DIRECTIONS FOR THIS TASK » Copy out the records precisely, omitting pictures.

Extracted data entries »
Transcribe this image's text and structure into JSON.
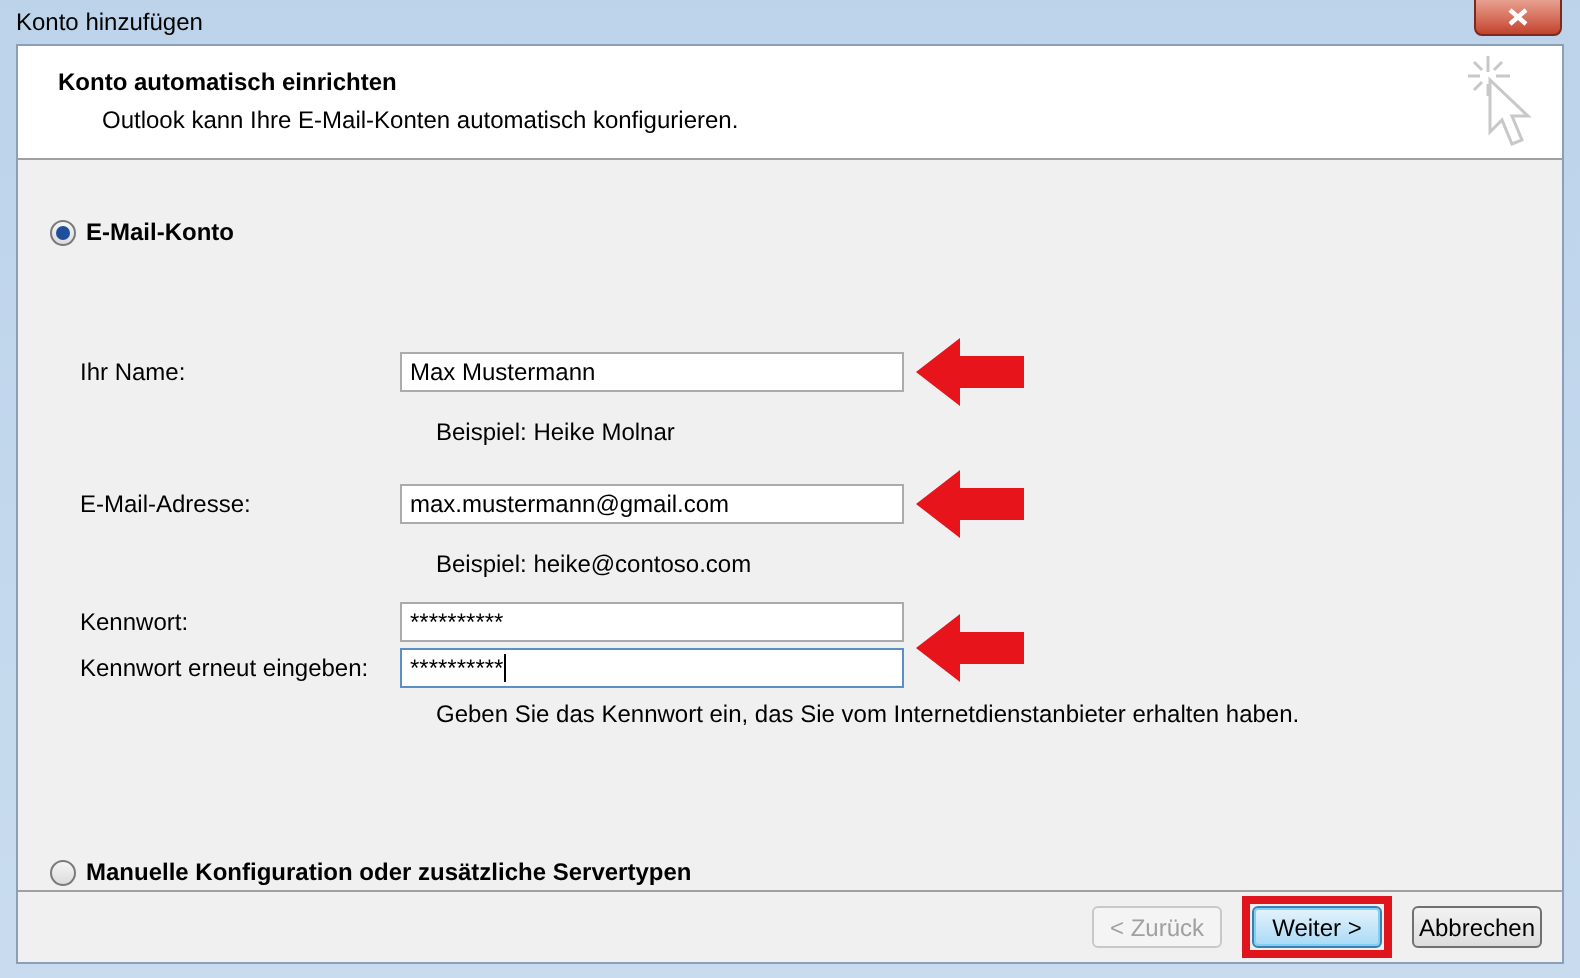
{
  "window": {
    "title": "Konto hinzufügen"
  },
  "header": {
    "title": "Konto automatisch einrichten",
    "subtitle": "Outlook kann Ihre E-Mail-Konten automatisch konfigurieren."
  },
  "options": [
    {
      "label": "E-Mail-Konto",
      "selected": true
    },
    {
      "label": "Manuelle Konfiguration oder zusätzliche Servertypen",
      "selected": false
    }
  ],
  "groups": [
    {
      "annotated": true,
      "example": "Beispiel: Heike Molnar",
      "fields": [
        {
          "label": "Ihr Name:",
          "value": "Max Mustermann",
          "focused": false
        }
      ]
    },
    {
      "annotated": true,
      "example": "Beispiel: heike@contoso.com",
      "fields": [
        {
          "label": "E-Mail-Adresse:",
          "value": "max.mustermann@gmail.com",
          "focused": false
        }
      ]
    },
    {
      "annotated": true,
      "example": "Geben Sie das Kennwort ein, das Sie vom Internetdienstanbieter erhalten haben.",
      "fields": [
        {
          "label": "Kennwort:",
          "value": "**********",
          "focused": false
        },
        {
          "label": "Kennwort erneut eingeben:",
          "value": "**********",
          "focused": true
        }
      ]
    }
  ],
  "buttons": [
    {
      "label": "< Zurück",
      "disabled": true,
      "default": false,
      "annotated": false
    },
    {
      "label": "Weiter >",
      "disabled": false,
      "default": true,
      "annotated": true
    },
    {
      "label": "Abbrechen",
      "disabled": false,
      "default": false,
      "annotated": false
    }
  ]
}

YOUR SOLUTION »
Transcribe this image's text and structure into JSON.
{
  "window": {
    "title": "Konto hinzufügen"
  },
  "header": {
    "title": "Konto automatisch einrichten",
    "subtitle": "Outlook kann Ihre E-Mail-Konten automatisch konfigurieren."
  },
  "options": [
    {
      "label": "E-Mail-Konto",
      "selected": true
    },
    {
      "label": "Manuelle Konfiguration oder zusätzliche Servertypen",
      "selected": false
    }
  ],
  "groups": [
    {
      "annotated": true,
      "example": "Beispiel: Heike Molnar",
      "fields": [
        {
          "label": "Ihr Name:",
          "value": "Max Mustermann",
          "focused": false
        }
      ]
    },
    {
      "annotated": true,
      "example": "Beispiel: heike@contoso.com",
      "fields": [
        {
          "label": "E-Mail-Adresse:",
          "value": "max.mustermann@gmail.com",
          "focused": false
        }
      ]
    },
    {
      "annotated": true,
      "example": "Geben Sie das Kennwort ein, das Sie vom Internetdienstanbieter erhalten haben.",
      "fields": [
        {
          "label": "Kennwort:",
          "value": "**********",
          "focused": false
        },
        {
          "label": "Kennwort erneut eingeben:",
          "value": "**********",
          "focused": true
        }
      ]
    }
  ],
  "buttons": [
    {
      "label": "< Zurück",
      "disabled": true,
      "default": false,
      "annotated": false
    },
    {
      "label": "Weiter >",
      "disabled": false,
      "default": true,
      "annotated": true
    },
    {
      "label": "Abbrechen",
      "disabled": false,
      "default": false,
      "annotated": false
    }
  ]
}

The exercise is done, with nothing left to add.